Post Malone’s “Better Now” starts with a barely identifiable guitar which forms the foundation of the groove, similar to The Edge’s work on “Beautiful Day”. At least – I THINK that’s a guitar!
Or…Metal It Up
When I talked about guitar driven rock’n’roll before, I neglected something important. Metal. Metal is still metal. It’ll always be metal, and metal is for guitarists. But even then, the genre has been pushed, morphed and split. Metal guitars combined with rappers ala Rage Against The Machine, Limp Biskit or Linkin Park, ethereal female vocals like Evanescence, or even with traditional Scandinavian folk are all examples of odd metal pairings that push that genre. Try Cellar Darling for a curious mix of these things like textural work, ethereal female vocals and traditional driving metal guitars. Or if you want a true blending of genres, try The Sidh (one could even argue against calling them metal). The point is, if you want you can just go ahead and double down on guitar and metal things up, and you can still be inventive!
Mix Up The Mix
It’s not just about playing style. You can experiment with new mix techniques too. Right now, minimal and spacious is trumping big wall of sound kind of material, so instead of a double tracked stereo guitar, you might try a mono track, panned just a little left or right. Instead of a huge full spectrum distorted guitar, try just a little fuzz, eq’d tightly into a smaller frequency footprint, to leave room for other instruments to play a bigger role in the overall picture. Or go bigger than ever, or super reverby, and neglect the other elements of a traditional band, to create something that’s truly and only guitar driven. The idea here is if you haven’t heard it, try it.
Finally, as you try to freshen up your guitar sound or tweak a dated sounding track, you might consider that the culprit may not be your guitar at all. The guitar may be the most important element of a traditional rock band, but it’s not the only element. What would your song sound like with a blues-rock guitar track, but a drum machine style rhythm track? How about no drums, or a cello instead of a bass guitar? The possibilities are endless.

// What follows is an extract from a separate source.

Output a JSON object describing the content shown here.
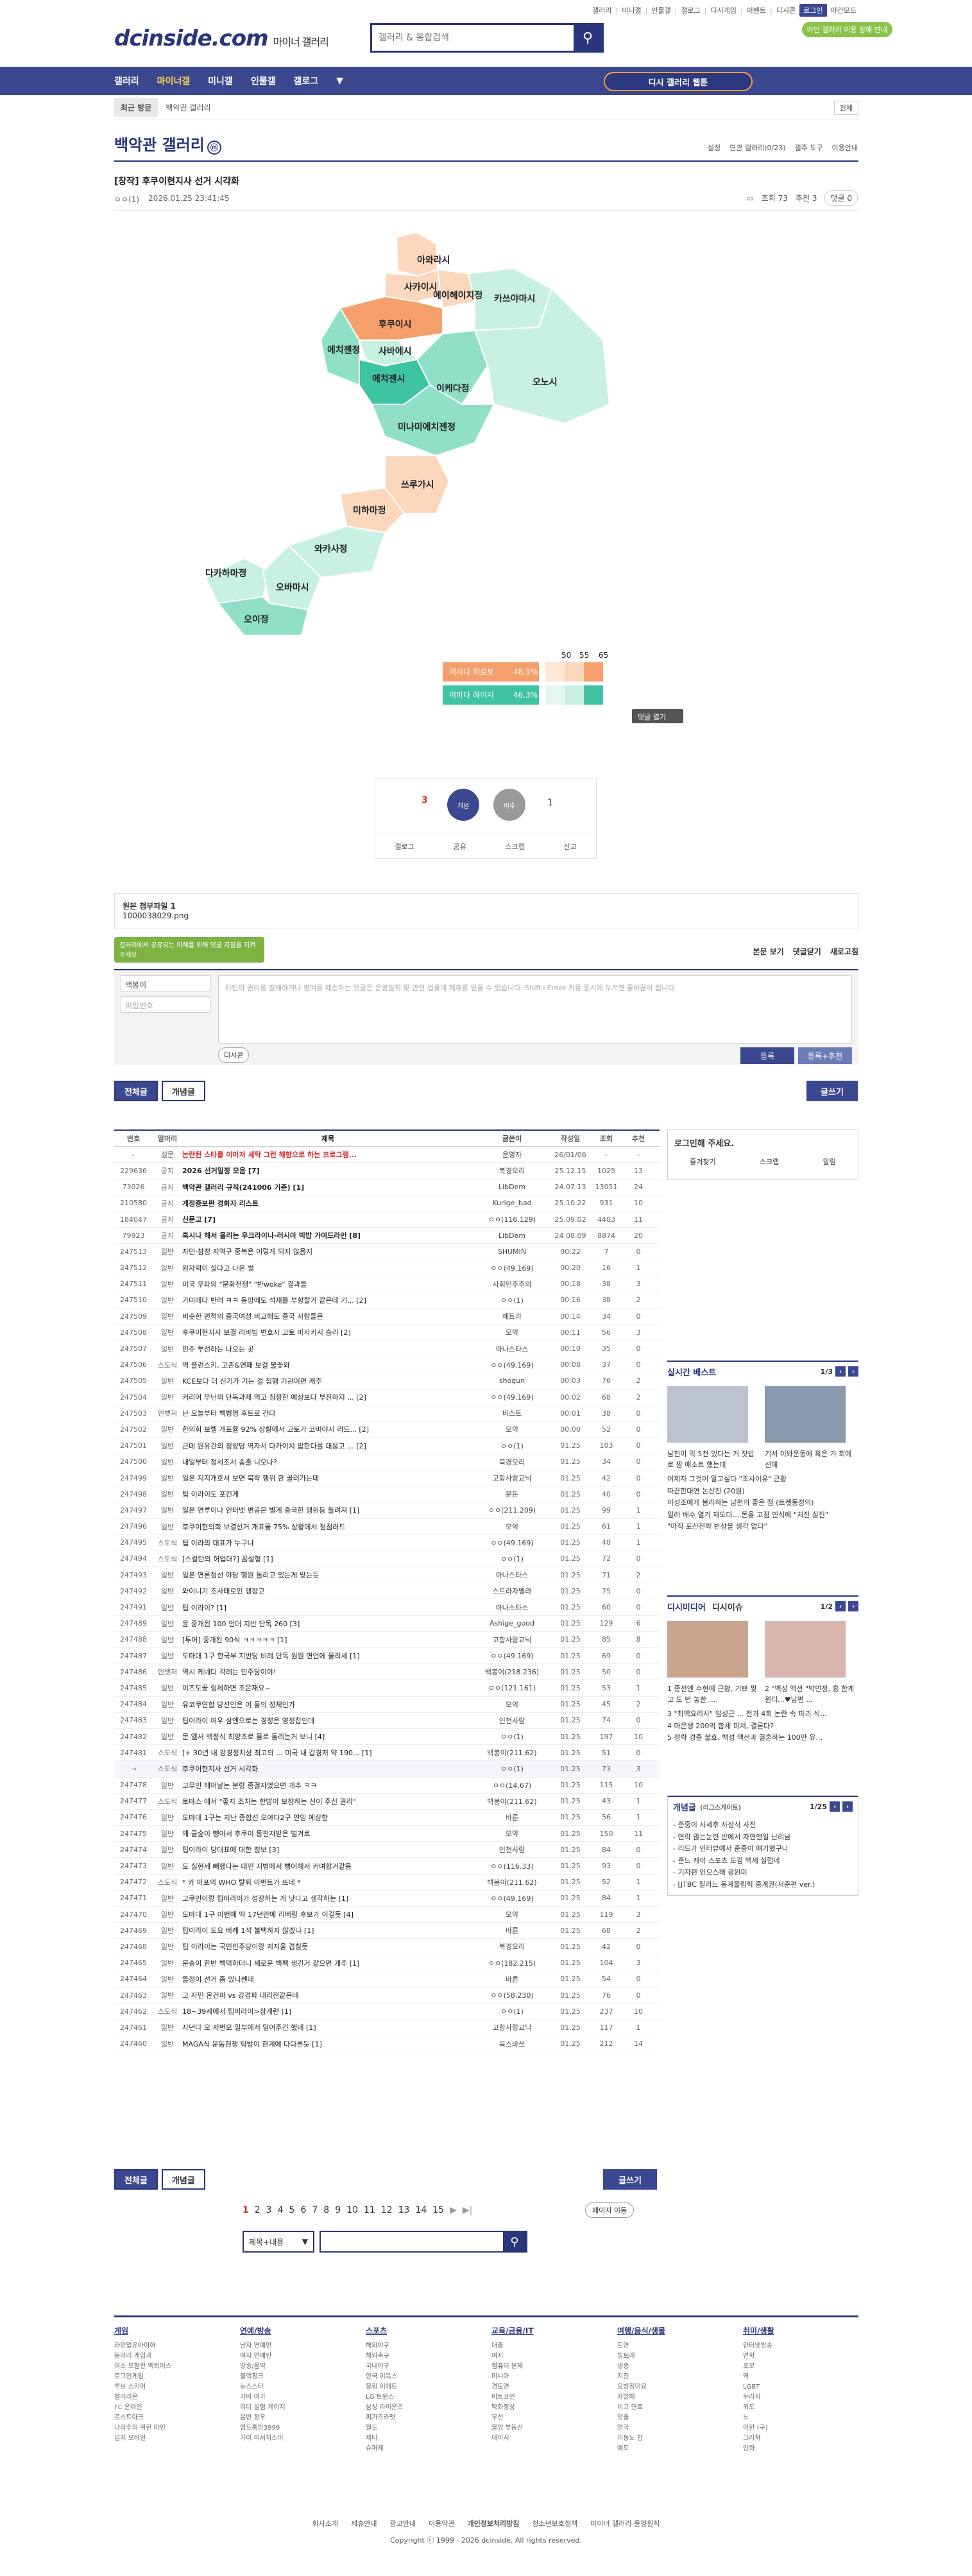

Speaking of drums, this conversation is larger than the guitar. Drums have also seen a similar shift in their usage and role in modern music, and next month, we’re going to tackle that subject as well. We’ll talk about how a drum kit can sound dated, and what to do with that, as well as alternatives to the traditional trap drummer that could freshen up not only your tracks, but your stage presence as well. Don’t worry drummers, we won’t leave you behind!
Until then, happy shredding, all you six string samurai!
Aaron J. Trumm can play e-minor and sometimes a version of a minor on a guitar. Check him out at aarontrumm.com and talk to him on social media @AaronJTrumm.